[YOUR ASSIGNMENT] Write each record again exactly as it stands.

[THE RECORDS]
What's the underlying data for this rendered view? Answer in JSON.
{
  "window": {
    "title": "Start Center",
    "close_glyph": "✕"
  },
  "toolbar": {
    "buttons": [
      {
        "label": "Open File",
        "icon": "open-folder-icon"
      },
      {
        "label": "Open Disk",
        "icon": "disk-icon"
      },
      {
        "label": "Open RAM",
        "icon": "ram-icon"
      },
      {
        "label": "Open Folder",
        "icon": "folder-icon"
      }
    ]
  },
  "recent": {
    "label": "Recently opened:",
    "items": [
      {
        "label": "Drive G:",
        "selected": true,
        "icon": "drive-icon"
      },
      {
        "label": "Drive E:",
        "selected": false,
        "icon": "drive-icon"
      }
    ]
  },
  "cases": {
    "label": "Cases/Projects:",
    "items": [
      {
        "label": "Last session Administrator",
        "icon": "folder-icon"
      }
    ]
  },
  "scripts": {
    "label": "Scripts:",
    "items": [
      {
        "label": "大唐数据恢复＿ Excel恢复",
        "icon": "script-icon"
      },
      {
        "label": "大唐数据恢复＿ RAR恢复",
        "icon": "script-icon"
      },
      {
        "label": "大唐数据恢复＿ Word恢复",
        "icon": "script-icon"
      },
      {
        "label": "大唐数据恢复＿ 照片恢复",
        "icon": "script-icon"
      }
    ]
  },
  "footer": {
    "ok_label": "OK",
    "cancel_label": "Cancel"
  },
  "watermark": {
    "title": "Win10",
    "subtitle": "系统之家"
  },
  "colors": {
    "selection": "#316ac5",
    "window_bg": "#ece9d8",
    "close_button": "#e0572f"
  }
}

[RESULT OF THIS TASK]
What's the underlying data for this rendered view? Answer in JSON.
{
  "window": {
    "title": "Start Center",
    "close_glyph": "✕"
  },
  "toolbar": {
    "buttons": [
      {
        "label": "Open File",
        "icon": "open-folder-icon"
      },
      {
        "label": "Open Disk",
        "icon": "disk-icon"
      },
      {
        "label": "Open RAM",
        "icon": "ram-icon"
      },
      {
        "label": "Open Folder",
        "icon": "folder-icon"
      }
    ]
  },
  "recent": {
    "label": "Recently opened:",
    "items": [
      {
        "label": "Drive G:",
        "selected": true,
        "icon": "drive-icon"
      },
      {
        "label": "Drive E:",
        "selected": false,
        "icon": "drive-icon"
      }
    ]
  },
  "cases": {
    "label": "Cases/Projects:",
    "items": [
      {
        "label": "Last session Administrator",
        "icon": "folder-icon"
      }
    ]
  },
  "scripts": {
    "label": "Scripts:",
    "items": [
      {
        "label": "大唐数据恢复＿ Excel恢复",
        "icon": "script-icon"
      },
      {
        "label": "大唐数据恢复＿ RAR恢复",
        "icon": "script-icon"
      },
      {
        "label": "大唐数据恢复＿ Word恢复",
        "icon": "script-icon"
      },
      {
        "label": "大唐数据恢复＿ 照片恢复",
        "icon": "script-icon"
      }
    ]
  },
  "footer": {
    "ok_label": "OK",
    "cancel_label": "Cancel"
  },
  "watermark": {
    "title": "Win10",
    "subtitle": "系统之家"
  },
  "colors": {
    "selection": "#316ac5",
    "window_bg": "#ece9d8",
    "close_button": "#e0572f"
  }
}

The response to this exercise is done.